Marijuana cultivation will not be on ballot


The City of Encinitas will not move forward with plans to allow residents to decide if marijuana cultivation should be allowed in the city.

The Encinitas City Council decided March 14 to instead pursue consideration for the main applicant’s land to be used to help the city meet state-mandated housing needs.

The council in October had decided four to one — with Council member Mark Muir dissenting — to take the issue of marijuana cultivation to the voters in the November 2018 election.

Bob Echter, of Dramm and Echter Inc., had proposed since February 2017 that a 40,000-square-foot portion of his 800,000-square-foot property be used for growing marijuana to help offset rising labor costs and a struggling agriculture industry. In November, Echter proposed his land be used for an “agrihood” -- a neighborhood built around a farm -- to help Encinitas meet state-mandated affordable housing numbers.

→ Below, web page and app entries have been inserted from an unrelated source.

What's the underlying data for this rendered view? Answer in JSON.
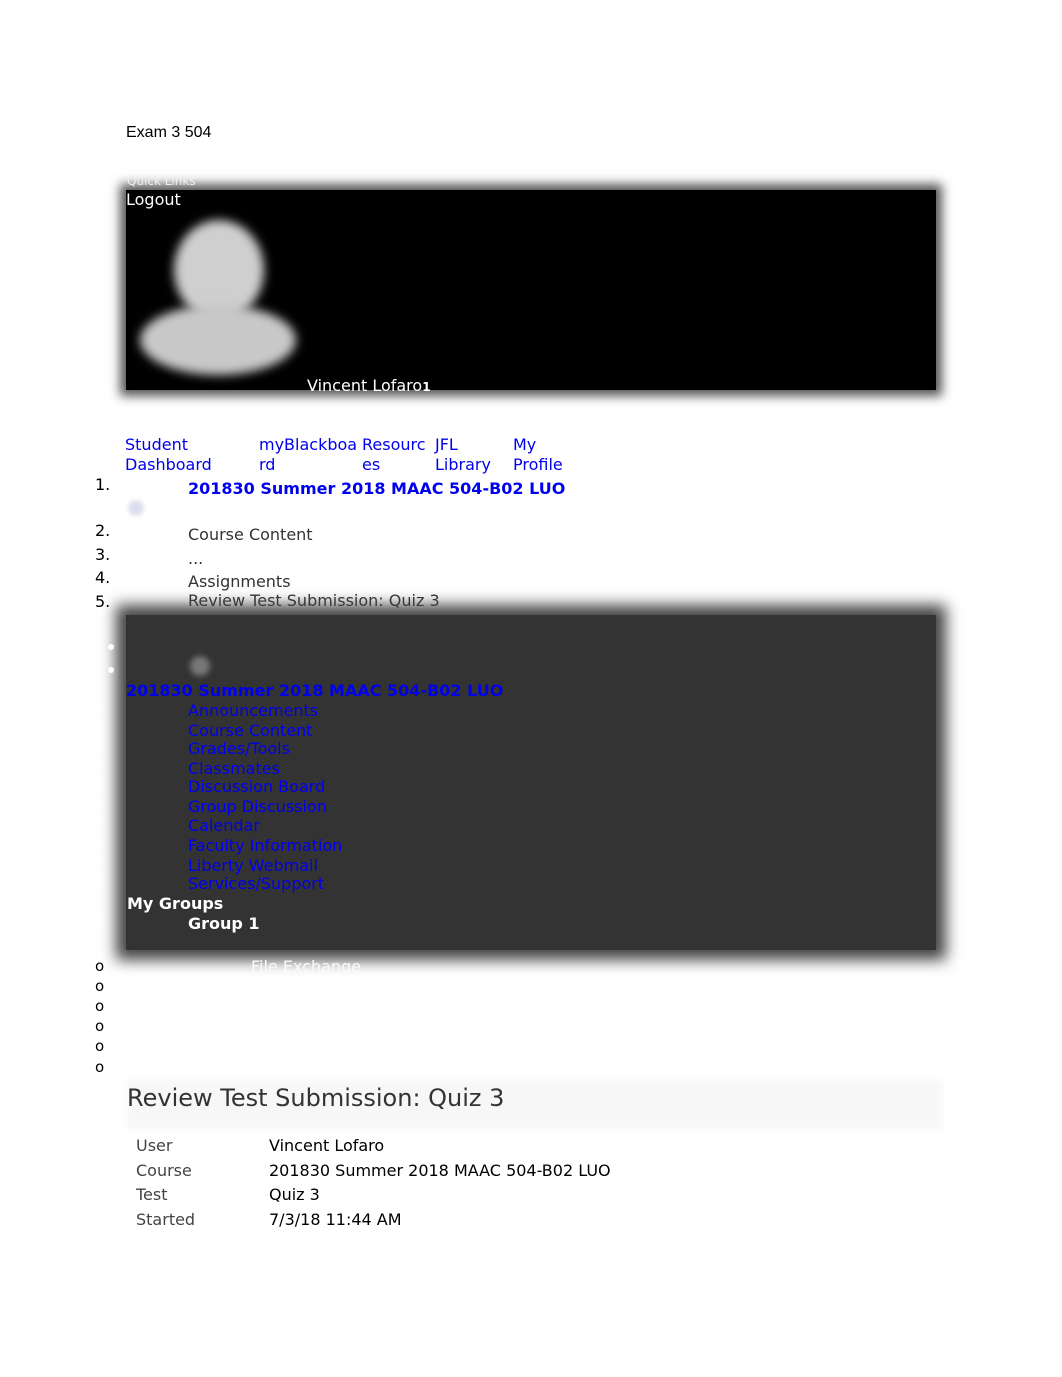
{
  "doc_title": "Exam 3 504",
  "header": {
    "quick_links": "Quick Links",
    "logout": "Logout",
    "user_name": "Vincent Lofaro",
    "notification_count": "1"
  },
  "nav_tabs": [
    {
      "line1": "Student",
      "line2": "Dashboard"
    },
    {
      "line1": "myBlackboa",
      "line2": "rd"
    },
    {
      "line1": "Resourc",
      "line2": "es"
    },
    {
      "line1": "JFL",
      "line2": "Library"
    },
    {
      "line1": "My",
      "line2": "Profile"
    }
  ],
  "breadcrumb": {
    "numbers": [
      "1.",
      "2.",
      "3.",
      "4.",
      "5."
    ],
    "items": [
      "201830 Summer 2018 MAAC 504-B02 LUO",
      "Course Content",
      "...",
      "Assignments",
      "Review Test Submission: Quiz 3"
    ]
  },
  "course_menu": {
    "course_title": "201830 Summer 2018 MAAC 504-B02 LUO",
    "items": [
      "Announcements",
      "Course Content",
      "Grades/Tools",
      "Classmates",
      "Discussion Board",
      "Group Discussion",
      "Calendar",
      "Faculty Information",
      "Liberty Webmail",
      "Services/Support"
    ],
    "groups_heading": "My Groups",
    "group": "Group 1",
    "group_tool": "File Exchange",
    "sub_marker": "o"
  },
  "page_title": "Review Test Submission: Quiz 3",
  "details": [
    {
      "label": "User",
      "value": "Vincent Lofaro"
    },
    {
      "label": "Course",
      "value": "201830 Summer 2018 MAAC 504-B02 LUO"
    },
    {
      "label": "Test",
      "value": "Quiz 3"
    },
    {
      "label": "Started",
      "value": "7/3/18 11:44 AM"
    }
  ]
}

Encinitas is the only city in San Diego County without a Housing Element, a required document that spells out how a city proposes to rework its zoning to accommodate its future housing needs, particularly those of low-income people, according to The San Diego Union-Tribune. The city’s original plan, which it is still working off of, was created in the 1990s.

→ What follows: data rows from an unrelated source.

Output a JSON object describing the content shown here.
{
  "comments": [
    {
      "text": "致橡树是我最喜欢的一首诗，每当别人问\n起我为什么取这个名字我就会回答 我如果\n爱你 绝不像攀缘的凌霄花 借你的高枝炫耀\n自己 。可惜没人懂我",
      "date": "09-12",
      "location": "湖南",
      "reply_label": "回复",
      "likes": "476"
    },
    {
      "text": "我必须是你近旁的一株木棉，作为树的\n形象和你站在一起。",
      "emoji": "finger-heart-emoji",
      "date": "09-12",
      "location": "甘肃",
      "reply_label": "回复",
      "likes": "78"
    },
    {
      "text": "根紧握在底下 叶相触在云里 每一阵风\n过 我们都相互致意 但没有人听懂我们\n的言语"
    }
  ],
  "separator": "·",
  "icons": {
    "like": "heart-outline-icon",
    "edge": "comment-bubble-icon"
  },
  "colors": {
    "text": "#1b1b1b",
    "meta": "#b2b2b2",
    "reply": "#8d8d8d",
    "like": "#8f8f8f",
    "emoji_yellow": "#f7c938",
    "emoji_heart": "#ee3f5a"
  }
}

A majority of the Encinitas City Council expressed support for the idea of using Echter’s land to help meet housing numbers in January, as did about a half-dozen public speakers.

Mayor Catherine Blakespear said because Echter’s property is now being discussed to help housing numbers, and because Echter was the main applicant pushing for cultivation on farm land, the issue of marijuana cultivation is off the table, at least for now.

“Given that the property owner who was requesting to grow marijuana commercially is now being considered for inclusion in the housing plan update, the City Council determined that at this time we won’t form a question to bring to the voters,” the mayor said.

She added if there is a competing ballot measure put forward by a group that the city council believes is “too extreme,” the council may then agendize discussion of an alternate proposal to take to the voters.